REQUIRED WORK – Each line that has the string "JSON" must be copied from the records below.

(Items from a data source)
>>>>>

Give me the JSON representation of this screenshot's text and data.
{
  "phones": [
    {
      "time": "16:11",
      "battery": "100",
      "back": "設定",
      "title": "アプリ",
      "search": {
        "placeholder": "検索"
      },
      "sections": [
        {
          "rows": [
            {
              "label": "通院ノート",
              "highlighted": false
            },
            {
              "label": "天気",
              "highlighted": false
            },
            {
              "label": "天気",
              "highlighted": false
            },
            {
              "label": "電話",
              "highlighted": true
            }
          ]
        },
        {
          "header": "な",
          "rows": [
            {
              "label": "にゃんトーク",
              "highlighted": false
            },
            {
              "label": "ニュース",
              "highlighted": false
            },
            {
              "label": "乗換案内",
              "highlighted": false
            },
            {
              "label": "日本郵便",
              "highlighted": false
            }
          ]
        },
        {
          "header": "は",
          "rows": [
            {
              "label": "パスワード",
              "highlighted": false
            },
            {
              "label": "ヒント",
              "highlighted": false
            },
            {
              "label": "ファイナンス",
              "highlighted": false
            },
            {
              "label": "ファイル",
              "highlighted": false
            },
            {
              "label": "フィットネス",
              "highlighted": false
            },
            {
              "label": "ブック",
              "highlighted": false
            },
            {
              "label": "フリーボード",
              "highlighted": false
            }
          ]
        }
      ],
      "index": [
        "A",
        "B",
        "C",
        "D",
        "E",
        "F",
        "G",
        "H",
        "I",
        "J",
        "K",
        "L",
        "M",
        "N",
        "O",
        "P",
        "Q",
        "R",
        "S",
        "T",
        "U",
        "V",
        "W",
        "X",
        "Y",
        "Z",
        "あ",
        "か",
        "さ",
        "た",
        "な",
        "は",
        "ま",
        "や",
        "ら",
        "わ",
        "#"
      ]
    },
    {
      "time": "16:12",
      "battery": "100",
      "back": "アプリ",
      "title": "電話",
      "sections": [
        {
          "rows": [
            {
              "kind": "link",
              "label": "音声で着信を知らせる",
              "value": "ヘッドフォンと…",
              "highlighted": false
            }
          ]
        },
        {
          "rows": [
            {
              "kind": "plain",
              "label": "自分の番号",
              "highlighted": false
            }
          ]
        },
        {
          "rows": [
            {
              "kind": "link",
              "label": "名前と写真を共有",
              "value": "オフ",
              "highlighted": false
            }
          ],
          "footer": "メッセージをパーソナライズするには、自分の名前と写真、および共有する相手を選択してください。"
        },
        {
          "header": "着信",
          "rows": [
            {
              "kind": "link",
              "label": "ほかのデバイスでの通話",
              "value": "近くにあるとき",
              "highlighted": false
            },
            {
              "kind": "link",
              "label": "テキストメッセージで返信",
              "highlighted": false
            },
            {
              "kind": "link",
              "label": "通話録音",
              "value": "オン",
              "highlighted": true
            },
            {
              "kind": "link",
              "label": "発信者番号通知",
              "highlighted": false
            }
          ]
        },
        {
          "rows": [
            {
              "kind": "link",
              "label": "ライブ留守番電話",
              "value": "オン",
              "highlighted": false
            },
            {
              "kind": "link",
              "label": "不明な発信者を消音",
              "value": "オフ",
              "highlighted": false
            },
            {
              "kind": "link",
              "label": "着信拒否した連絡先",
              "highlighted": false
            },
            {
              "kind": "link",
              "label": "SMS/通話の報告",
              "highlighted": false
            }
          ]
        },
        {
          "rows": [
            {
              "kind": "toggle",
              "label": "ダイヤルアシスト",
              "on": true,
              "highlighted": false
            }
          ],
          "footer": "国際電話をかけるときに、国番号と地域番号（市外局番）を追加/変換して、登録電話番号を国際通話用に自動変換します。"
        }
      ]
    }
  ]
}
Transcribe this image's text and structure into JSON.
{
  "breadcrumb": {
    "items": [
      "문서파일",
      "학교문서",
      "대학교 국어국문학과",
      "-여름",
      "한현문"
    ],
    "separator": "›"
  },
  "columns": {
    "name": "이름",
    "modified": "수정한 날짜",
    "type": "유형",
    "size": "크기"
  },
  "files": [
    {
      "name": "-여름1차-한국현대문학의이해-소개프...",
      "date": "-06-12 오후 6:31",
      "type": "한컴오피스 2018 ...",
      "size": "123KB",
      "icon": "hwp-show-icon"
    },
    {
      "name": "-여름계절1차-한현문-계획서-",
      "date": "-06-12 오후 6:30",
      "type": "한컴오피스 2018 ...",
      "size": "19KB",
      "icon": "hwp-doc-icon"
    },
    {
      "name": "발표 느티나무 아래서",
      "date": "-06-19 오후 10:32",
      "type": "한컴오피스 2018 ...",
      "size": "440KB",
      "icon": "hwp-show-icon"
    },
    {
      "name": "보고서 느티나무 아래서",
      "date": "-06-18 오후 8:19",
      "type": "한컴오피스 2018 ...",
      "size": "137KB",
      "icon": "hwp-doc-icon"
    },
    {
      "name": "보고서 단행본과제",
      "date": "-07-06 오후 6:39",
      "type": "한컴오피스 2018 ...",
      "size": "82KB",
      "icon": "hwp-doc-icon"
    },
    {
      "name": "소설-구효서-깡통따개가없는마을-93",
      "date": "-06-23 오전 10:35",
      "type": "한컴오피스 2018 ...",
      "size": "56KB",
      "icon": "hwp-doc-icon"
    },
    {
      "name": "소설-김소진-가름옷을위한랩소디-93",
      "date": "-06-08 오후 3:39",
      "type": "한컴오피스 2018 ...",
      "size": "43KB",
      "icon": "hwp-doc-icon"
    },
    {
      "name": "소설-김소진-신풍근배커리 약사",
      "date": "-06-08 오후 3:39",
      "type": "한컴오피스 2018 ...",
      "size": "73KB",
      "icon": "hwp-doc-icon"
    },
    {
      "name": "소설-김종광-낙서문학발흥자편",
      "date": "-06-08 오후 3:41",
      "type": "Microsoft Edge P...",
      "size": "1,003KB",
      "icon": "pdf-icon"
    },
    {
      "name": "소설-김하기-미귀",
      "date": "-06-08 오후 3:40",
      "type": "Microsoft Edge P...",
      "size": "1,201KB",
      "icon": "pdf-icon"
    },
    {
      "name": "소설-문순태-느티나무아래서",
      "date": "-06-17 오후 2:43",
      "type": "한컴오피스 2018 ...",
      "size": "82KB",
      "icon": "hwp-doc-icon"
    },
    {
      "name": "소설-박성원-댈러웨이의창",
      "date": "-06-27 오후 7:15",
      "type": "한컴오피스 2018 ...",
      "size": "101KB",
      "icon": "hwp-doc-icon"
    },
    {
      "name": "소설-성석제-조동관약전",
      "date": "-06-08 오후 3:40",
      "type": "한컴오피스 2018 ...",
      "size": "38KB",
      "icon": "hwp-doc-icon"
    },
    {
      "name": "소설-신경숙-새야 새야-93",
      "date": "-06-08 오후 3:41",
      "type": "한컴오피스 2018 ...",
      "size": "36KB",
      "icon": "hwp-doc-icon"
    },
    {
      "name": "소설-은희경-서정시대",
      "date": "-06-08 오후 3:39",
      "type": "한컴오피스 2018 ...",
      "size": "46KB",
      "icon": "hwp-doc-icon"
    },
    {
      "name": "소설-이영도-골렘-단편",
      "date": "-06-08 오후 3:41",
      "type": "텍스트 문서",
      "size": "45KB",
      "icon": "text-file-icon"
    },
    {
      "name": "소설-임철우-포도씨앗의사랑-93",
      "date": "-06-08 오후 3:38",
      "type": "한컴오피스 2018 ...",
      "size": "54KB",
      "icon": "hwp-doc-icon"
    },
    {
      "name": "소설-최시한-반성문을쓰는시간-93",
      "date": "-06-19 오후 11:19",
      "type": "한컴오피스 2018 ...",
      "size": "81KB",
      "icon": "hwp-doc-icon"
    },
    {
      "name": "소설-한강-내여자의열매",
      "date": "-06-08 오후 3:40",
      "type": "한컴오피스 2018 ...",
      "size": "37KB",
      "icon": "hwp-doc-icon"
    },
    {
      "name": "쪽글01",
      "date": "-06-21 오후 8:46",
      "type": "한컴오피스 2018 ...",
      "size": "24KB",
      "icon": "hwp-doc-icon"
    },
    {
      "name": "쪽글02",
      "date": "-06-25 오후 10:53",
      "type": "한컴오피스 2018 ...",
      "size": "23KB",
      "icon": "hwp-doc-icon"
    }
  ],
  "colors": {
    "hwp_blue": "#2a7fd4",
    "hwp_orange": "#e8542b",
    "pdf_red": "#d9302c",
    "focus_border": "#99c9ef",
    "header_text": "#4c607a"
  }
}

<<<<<

RESPONSE FOR THIS EXERCISE –
Give me the JSON representation of this screenshot's text and data.
Transcribe this image's text and structure into JSON.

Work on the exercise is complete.